MATERIAL FOR THIS EXERCISE:
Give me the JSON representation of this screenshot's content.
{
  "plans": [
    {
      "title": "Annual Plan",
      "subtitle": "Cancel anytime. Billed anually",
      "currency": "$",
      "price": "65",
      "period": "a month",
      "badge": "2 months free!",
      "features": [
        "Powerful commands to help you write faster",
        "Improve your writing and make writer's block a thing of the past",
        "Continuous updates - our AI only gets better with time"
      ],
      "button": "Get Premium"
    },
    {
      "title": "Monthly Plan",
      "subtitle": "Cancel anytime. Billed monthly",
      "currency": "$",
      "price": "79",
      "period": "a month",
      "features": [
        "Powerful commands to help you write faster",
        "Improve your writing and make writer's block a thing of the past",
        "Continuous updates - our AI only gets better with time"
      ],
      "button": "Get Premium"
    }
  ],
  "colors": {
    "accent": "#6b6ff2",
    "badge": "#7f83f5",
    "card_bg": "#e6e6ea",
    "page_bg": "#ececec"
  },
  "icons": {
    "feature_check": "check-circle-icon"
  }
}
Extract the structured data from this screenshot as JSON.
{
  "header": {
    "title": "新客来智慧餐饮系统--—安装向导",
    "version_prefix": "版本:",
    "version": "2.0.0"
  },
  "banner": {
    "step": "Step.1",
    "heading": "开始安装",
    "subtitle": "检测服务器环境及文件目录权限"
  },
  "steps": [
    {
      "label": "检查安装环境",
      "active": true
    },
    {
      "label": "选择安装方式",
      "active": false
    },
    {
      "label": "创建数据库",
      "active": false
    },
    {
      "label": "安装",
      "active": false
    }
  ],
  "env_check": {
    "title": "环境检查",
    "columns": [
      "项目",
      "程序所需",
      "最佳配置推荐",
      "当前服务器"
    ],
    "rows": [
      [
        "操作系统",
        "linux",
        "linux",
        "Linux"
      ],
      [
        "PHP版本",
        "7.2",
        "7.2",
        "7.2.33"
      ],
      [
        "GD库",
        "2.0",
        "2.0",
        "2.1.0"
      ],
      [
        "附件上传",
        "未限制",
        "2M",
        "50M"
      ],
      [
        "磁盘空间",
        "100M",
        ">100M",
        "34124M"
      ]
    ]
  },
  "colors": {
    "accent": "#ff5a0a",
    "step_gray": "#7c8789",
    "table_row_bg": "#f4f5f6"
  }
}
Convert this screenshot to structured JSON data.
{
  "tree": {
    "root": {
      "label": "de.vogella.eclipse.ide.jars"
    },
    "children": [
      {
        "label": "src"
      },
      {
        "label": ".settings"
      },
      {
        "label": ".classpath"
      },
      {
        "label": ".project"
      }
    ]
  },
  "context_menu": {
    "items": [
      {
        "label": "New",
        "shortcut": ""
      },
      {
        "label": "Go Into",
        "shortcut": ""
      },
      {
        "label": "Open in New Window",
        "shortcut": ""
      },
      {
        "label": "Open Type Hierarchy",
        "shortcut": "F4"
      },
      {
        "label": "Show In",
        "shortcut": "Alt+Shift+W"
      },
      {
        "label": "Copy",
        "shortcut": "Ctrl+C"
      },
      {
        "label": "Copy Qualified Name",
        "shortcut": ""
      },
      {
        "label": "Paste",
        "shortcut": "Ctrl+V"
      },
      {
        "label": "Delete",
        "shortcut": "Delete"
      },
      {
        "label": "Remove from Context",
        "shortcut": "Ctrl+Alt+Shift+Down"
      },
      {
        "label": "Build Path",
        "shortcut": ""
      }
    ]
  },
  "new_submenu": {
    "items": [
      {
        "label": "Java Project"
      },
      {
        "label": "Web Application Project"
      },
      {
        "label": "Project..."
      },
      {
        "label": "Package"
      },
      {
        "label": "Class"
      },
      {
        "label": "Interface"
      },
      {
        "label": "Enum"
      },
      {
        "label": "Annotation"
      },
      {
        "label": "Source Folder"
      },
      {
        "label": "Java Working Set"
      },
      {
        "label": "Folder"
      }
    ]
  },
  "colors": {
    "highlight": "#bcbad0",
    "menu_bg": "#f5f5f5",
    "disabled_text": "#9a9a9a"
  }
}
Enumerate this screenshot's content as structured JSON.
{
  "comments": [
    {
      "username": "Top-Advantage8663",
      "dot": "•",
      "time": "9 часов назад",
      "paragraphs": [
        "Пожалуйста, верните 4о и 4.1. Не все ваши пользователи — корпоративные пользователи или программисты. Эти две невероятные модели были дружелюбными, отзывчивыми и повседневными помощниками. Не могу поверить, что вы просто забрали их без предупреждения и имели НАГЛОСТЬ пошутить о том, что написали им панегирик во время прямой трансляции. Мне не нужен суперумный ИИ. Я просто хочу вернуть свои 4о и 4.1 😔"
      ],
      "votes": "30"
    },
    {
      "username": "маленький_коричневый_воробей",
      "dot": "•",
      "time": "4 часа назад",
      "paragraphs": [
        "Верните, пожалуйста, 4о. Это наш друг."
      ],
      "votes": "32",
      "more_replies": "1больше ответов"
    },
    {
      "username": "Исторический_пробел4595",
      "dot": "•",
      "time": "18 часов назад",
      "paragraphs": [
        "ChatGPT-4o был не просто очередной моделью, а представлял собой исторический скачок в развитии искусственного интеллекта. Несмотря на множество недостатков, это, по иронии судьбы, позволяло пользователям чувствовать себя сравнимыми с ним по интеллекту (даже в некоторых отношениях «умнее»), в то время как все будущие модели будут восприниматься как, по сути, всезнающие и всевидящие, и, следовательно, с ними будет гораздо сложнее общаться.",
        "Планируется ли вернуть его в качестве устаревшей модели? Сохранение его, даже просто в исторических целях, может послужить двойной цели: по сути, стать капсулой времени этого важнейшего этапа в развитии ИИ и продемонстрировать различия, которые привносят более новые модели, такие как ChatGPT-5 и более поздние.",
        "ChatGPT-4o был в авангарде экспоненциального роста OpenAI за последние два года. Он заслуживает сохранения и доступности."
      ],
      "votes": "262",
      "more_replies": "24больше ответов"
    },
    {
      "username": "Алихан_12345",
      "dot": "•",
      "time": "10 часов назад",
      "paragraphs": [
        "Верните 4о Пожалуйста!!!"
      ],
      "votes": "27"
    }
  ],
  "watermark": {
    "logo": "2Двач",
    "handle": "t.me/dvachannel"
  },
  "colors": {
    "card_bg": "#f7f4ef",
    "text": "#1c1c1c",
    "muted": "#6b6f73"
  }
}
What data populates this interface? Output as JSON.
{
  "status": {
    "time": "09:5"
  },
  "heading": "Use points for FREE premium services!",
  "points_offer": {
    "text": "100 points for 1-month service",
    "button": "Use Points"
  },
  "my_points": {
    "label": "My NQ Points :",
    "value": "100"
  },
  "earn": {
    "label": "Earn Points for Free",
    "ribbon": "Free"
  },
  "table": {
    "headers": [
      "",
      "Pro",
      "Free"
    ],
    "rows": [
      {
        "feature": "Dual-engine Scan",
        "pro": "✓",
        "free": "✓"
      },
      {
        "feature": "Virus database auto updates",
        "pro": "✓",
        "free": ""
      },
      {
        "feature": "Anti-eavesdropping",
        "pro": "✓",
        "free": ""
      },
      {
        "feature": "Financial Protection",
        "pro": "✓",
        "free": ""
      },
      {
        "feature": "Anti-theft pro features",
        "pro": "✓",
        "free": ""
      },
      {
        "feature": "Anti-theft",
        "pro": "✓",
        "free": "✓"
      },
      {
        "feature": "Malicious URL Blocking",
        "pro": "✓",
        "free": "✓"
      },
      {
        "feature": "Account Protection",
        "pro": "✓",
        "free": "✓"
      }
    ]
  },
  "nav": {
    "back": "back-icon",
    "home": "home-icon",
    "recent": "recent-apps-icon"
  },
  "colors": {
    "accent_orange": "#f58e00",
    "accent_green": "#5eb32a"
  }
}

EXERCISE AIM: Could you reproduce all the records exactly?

RESULT BELOW:
Give me the JSON representation of this screenshot's content.
{
  "plans": [
    {
      "title": "Annual Plan",
      "subtitle": "Cancel anytime. Billed anually",
      "currency": "$",
      "price": "65",
      "period": "a month",
      "badge": "2 months free!",
      "features": [
        "Powerful commands to help you write faster",
        "Improve your writing and make writer's block a thing of the past",
        "Continuous updates - our AI only gets better with time"
      ],
      "button": "Get Premium"
    },
    {
      "title": "Monthly Plan",
      "subtitle": "Cancel anytime. Billed monthly",
      "currency": "$",
      "price": "79",
      "period": "a month",
      "features": [
        "Powerful commands to help you write faster",
        "Improve your writing and make writer's block a thing of the past",
        "Continuous updates - our AI only gets better with time"
      ],
      "button": "Get Premium"
    }
  ],
  "colors": {
    "accent": "#6b6ff2",
    "badge": "#7f83f5",
    "card_bg": "#e6e6ea",
    "page_bg": "#ececec"
  },
  "icons": {
    "feature_check": "check-circle-icon"
  }
}
Extract the structured data from this screenshot as JSON.
{
  "header": {
    "title": "新客来智慧餐饮系统--—安装向导",
    "version_prefix": "版本:",
    "version": "2.0.0"
  },
  "banner": {
    "step": "Step.1",
    "heading": "开始安装",
    "subtitle": "检测服务器环境及文件目录权限"
  },
  "steps": [
    {
      "label": "检查安装环境",
      "active": true
    },
    {
      "label": "选择安装方式",
      "active": false
    },
    {
      "label": "创建数据库",
      "active": false
    },
    {
      "label": "安装",
      "active": false
    }
  ],
  "env_check": {
    "title": "环境检查",
    "columns": [
      "项目",
      "程序所需",
      "最佳配置推荐",
      "当前服务器"
    ],
    "rows": [
      [
        "操作系统",
        "linux",
        "linux",
        "Linux"
      ],
      [
        "PHP版本",
        "7.2",
        "7.2",
        "7.2.33"
      ],
      [
        "GD库",
        "2.0",
        "2.0",
        "2.1.0"
      ],
      [
        "附件上传",
        "未限制",
        "2M",
        "50M"
      ],
      [
        "磁盘空间",
        "100M",
        ">100M",
        "34124M"
      ]
    ]
  },
  "colors": {
    "accent": "#ff5a0a",
    "step_gray": "#7c8789",
    "table_row_bg": "#f4f5f6"
  }
}
Convert this screenshot to structured JSON data.
{
  "tree": {
    "root": {
      "label": "de.vogella.eclipse.ide.jars"
    },
    "children": [
      {
        "label": "src"
      },
      {
        "label": ".settings"
      },
      {
        "label": ".classpath"
      },
      {
        "label": ".project"
      }
    ]
  },
  "context_menu": {
    "items": [
      {
        "label": "New",
        "shortcut": ""
      },
      {
        "label": "Go Into",
        "shortcut": ""
      },
      {
        "label": "Open in New Window",
        "shortcut": ""
      },
      {
        "label": "Open Type Hierarchy",
        "shortcut": "F4"
      },
      {
        "label": "Show In",
        "shortcut": "Alt+Shift+W"
      },
      {
        "label": "Copy",
        "shortcut": "Ctrl+C"
      },
      {
        "label": "Copy Qualified Name",
        "shortcut": ""
      },
      {
        "label": "Paste",
        "shortcut": "Ctrl+V"
      },
      {
        "label": "Delete",
        "shortcut": "Delete"
      },
      {
        "label": "Remove from Context",
        "shortcut": "Ctrl+Alt+Shift+Down"
      },
      {
        "label": "Build Path",
        "shortcut": ""
      }
    ]
  },
  "new_submenu": {
    "items": [
      {
        "label": "Java Project"
      },
      {
        "label": "Web Application Project"
      },
      {
        "label": "Project..."
      },
      {
        "label": "Package"
      },
      {
        "label": "Class"
      },
      {
        "label": "Interface"
      },
      {
        "label": "Enum"
      },
      {
        "label": "Annotation"
      },
      {
        "label": "Source Folder"
      },
      {
        "label": "Java Working Set"
      },
      {
        "label": "Folder"
      }
    ]
  },
  "colors": {
    "highlight": "#bcbad0",
    "menu_bg": "#f5f5f5",
    "disabled_text": "#9a9a9a"
  }
}
Enumerate this screenshot's content as structured JSON.
{
  "comments": [
    {
      "username": "Top-Advantage8663",
      "dot": "•",
      "time": "9 часов назад",
      "paragraphs": [
        "Пожалуйста, верните 4о и 4.1. Не все ваши пользователи — корпоративные пользователи или программисты. Эти две невероятные модели были дружелюбными, отзывчивыми и повседневными помощниками. Не могу поверить, что вы просто забрали их без предупреждения и имели НАГЛОСТЬ пошутить о том, что написали им панегирик во время прямой трансляции. Мне не нужен суперумный ИИ. Я просто хочу вернуть свои 4о и 4.1 😔"
      ],
      "votes": "30"
    },
    {
      "username": "маленький_коричневый_воробей",
      "dot": "•",
      "time": "4 часа назад",
      "paragraphs": [
        "Верните, пожалуйста, 4о. Это наш друг."
      ],
      "votes": "32",
      "more_replies": "1больше ответов"
    },
    {
      "username": "Исторический_пробел4595",
      "dot": "•",
      "time": "18 часов назад",
      "paragraphs": [
        "ChatGPT-4o был не просто очередной моделью, а представлял собой исторический скачок в развитии искусственного интеллекта. Несмотря на множество недостатков, это, по иронии судьбы, позволяло пользователям чувствовать себя сравнимыми с ним по интеллекту (даже в некоторых отношениях «умнее»), в то время как все будущие модели будут восприниматься как, по сути, всезнающие и всевидящие, и, следовательно, с ними будет гораздо сложнее общаться.",
        "Планируется ли вернуть его в качестве устаревшей модели? Сохранение его, даже просто в исторических целях, может послужить двойной цели: по сути, стать капсулой времени этого важнейшего этапа в развитии ИИ и продемонстрировать различия, которые привносят более новые модели, такие как ChatGPT-5 и более поздние.",
        "ChatGPT-4o был в авангарде экспоненциального роста OpenAI за последние два года. Он заслуживает сохранения и доступности."
      ],
      "votes": "262",
      "more_replies": "24больше ответов"
    },
    {
      "username": "Алихан_12345",
      "dot": "•",
      "time": "10 часов назад",
      "paragraphs": [
        "Верните 4о Пожалуйста!!!"
      ],
      "votes": "27"
    }
  ],
  "watermark": {
    "logo": "2Двач",
    "handle": "t.me/dvachannel"
  },
  "colors": {
    "card_bg": "#f7f4ef",
    "text": "#1c1c1c",
    "muted": "#6b6f73"
  }
}
What data populates this interface? Output as JSON.
{
  "status": {
    "time": "09:5"
  },
  "heading": "Use points for FREE premium services!",
  "points_offer": {
    "text": "100 points for 1-month service",
    "button": "Use Points"
  },
  "my_points": {
    "label": "My NQ Points :",
    "value": "100"
  },
  "earn": {
    "label": "Earn Points for Free",
    "ribbon": "Free"
  },
  "table": {
    "headers": [
      "",
      "Pro",
      "Free"
    ],
    "rows": [
      {
        "feature": "Dual-engine Scan",
        "pro": "✓",
        "free": "✓"
      },
      {
        "feature": "Virus database auto updates",
        "pro": "✓",
        "free": ""
      },
      {
        "feature": "Anti-eavesdropping",
        "pro": "✓",
        "free": ""
      },
      {
        "feature": "Financial Protection",
        "pro": "✓",
        "free": ""
      },
      {
        "feature": "Anti-theft pro features",
        "pro": "✓",
        "free": ""
      },
      {
        "feature": "Anti-theft",
        "pro": "✓",
        "free": "✓"
      },
      {
        "feature": "Malicious URL Blocking",
        "pro": "✓",
        "free": "✓"
      },
      {
        "feature": "Account Protection",
        "pro": "✓",
        "free": "✓"
      }
    ]
  },
  "nav": {
    "back": "back-icon",
    "home": "home-icon",
    "recent": "recent-apps-icon"
  },
  "colors": {
    "accent_orange": "#f58e00",
    "accent_green": "#5eb32a"
  }
}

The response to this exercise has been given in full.